- _WHAT IS EXPECTED_
Should any entry hold a picture, omit that picture and copy the rest of the entry exactly.

(RECORDS FOR THIS EXERCISE)

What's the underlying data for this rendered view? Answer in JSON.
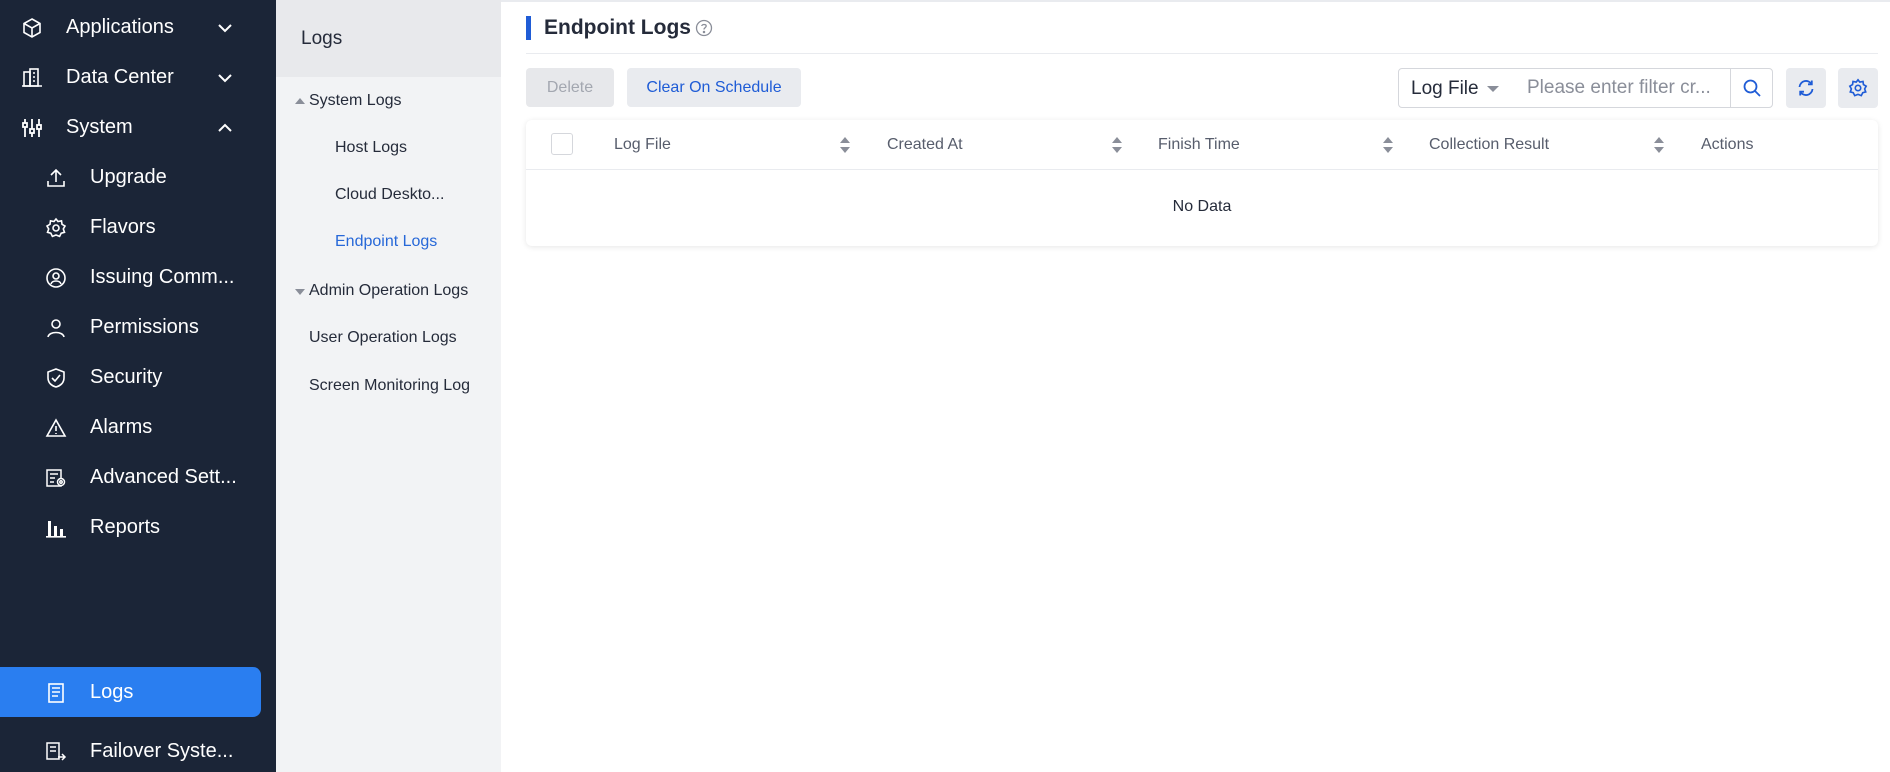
{
  "nav": {
    "items": [
      {
        "label": "Applications",
        "icon": "cube-icon"
      },
      {
        "label": "Data Center",
        "icon": "building-icon"
      },
      {
        "label": "System",
        "icon": "sliders-icon"
      },
      {
        "label": "Upgrade",
        "icon": "upload-icon"
      },
      {
        "label": "Flavors",
        "icon": "gear-icon"
      },
      {
        "label": "Issuing Comm...",
        "icon": "at-circle-icon"
      },
      {
        "label": "Permissions",
        "icon": "user-icon"
      },
      {
        "label": "Security",
        "icon": "shield-icon"
      },
      {
        "label": "Alarms",
        "icon": "warning-icon"
      },
      {
        "label": "Advanced Sett...",
        "icon": "advanced-settings-icon"
      },
      {
        "label": "Reports",
        "icon": "bar-chart-icon"
      },
      {
        "label": "Logs",
        "icon": "document-icon"
      },
      {
        "label": "Failover Syste...",
        "icon": "failover-icon"
      }
    ]
  },
  "tree": {
    "title": "Logs",
    "system_logs": "System Logs",
    "host_logs": "Host Logs",
    "cloud_desktop": "Cloud Deskto...",
    "endpoint_logs": "Endpoint Logs",
    "admin_operation_logs": "Admin Operation Logs",
    "user_operation_logs": "User Operation Logs",
    "screen_monitoring_log": "Screen Monitoring Log"
  },
  "main": {
    "title": "Endpoint Logs",
    "delete_label": "Delete",
    "clear_label": "Clear On Schedule",
    "filter_select": "Log File",
    "search_placeholder": "Please enter filter cr...",
    "columns": [
      "Log File",
      "Created At",
      "Finish Time",
      "Collection Result",
      "Actions"
    ],
    "empty_text": "No Data"
  },
  "colors": {
    "nav_bg": "#1b2537",
    "accent": "#2a7ef0",
    "link": "#2768d8"
  }
}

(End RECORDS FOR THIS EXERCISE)

- _RESULT_
What's the underlying data for this rendered view? Answer in JSON.
{
  "nav": {
    "items": [
      {
        "label": "Applications",
        "icon": "cube-icon"
      },
      {
        "label": "Data Center",
        "icon": "building-icon"
      },
      {
        "label": "System",
        "icon": "sliders-icon"
      },
      {
        "label": "Upgrade",
        "icon": "upload-icon"
      },
      {
        "label": "Flavors",
        "icon": "gear-icon"
      },
      {
        "label": "Issuing Comm...",
        "icon": "at-circle-icon"
      },
      {
        "label": "Permissions",
        "icon": "user-icon"
      },
      {
        "label": "Security",
        "icon": "shield-icon"
      },
      {
        "label": "Alarms",
        "icon": "warning-icon"
      },
      {
        "label": "Advanced Sett...",
        "icon": "advanced-settings-icon"
      },
      {
        "label": "Reports",
        "icon": "bar-chart-icon"
      },
      {
        "label": "Logs",
        "icon": "document-icon"
      },
      {
        "label": "Failover Syste...",
        "icon": "failover-icon"
      }
    ]
  },
  "tree": {
    "title": "Logs",
    "system_logs": "System Logs",
    "host_logs": "Host Logs",
    "cloud_desktop": "Cloud Deskto...",
    "endpoint_logs": "Endpoint Logs",
    "admin_operation_logs": "Admin Operation Logs",
    "user_operation_logs": "User Operation Logs",
    "screen_monitoring_log": "Screen Monitoring Log"
  },
  "main": {
    "title": "Endpoint Logs",
    "delete_label": "Delete",
    "clear_label": "Clear On Schedule",
    "filter_select": "Log File",
    "search_placeholder": "Please enter filter cr...",
    "columns": [
      "Log File",
      "Created At",
      "Finish Time",
      "Collection Result",
      "Actions"
    ],
    "empty_text": "No Data"
  },
  "colors": {
    "nav_bg": "#1b2537",
    "accent": "#2a7ef0",
    "link": "#2768d8"
  }
}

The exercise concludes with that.